What the exercise asks ▸ For each line below that includes the string "title", show the whole line.
◇ ◇ ◇ ◇ ◇ ◇ ◇
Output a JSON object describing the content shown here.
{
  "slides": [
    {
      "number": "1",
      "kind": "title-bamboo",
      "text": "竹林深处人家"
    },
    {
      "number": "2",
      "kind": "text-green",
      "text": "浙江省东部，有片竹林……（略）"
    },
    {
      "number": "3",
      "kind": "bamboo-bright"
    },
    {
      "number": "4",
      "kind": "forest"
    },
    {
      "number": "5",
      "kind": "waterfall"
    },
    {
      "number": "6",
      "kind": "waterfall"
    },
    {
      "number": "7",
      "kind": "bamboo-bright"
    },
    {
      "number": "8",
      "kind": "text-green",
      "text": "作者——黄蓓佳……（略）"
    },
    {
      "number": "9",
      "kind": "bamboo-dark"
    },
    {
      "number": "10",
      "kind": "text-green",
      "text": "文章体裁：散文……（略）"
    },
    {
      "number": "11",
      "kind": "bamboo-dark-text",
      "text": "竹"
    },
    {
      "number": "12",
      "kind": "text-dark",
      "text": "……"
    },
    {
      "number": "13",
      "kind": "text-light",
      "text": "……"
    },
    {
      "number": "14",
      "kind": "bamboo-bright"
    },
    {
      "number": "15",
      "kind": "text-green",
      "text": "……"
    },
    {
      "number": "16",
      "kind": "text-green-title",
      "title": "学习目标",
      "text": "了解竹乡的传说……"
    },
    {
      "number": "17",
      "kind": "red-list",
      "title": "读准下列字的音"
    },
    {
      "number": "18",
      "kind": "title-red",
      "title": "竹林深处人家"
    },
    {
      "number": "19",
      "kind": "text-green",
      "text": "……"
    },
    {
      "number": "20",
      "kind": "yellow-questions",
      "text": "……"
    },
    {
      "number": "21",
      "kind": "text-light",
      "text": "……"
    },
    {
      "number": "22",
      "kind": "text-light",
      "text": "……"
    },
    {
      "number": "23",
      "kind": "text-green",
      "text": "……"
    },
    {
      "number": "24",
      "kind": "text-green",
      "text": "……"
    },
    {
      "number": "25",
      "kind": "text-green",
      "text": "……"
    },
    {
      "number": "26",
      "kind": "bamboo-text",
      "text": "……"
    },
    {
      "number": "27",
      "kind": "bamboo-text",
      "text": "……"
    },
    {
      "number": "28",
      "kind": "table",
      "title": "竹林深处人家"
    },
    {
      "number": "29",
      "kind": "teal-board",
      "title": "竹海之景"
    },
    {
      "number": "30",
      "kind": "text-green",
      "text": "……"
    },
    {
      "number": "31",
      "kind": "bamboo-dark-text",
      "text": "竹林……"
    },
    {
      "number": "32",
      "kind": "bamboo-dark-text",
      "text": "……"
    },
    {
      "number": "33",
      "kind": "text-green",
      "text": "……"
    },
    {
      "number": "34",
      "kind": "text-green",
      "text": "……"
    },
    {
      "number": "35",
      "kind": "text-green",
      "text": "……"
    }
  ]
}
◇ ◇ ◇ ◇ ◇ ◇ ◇
Task output ▸
      "kind": "title-bamboo",
      "kind": "text-green-title",
      "title": "学习目标",
      "title": "读准下列字的音"
      "kind": "title-red",
      "title": "竹林深处人家"
      "title": "竹林深处人家"
      "title": "竹海之景"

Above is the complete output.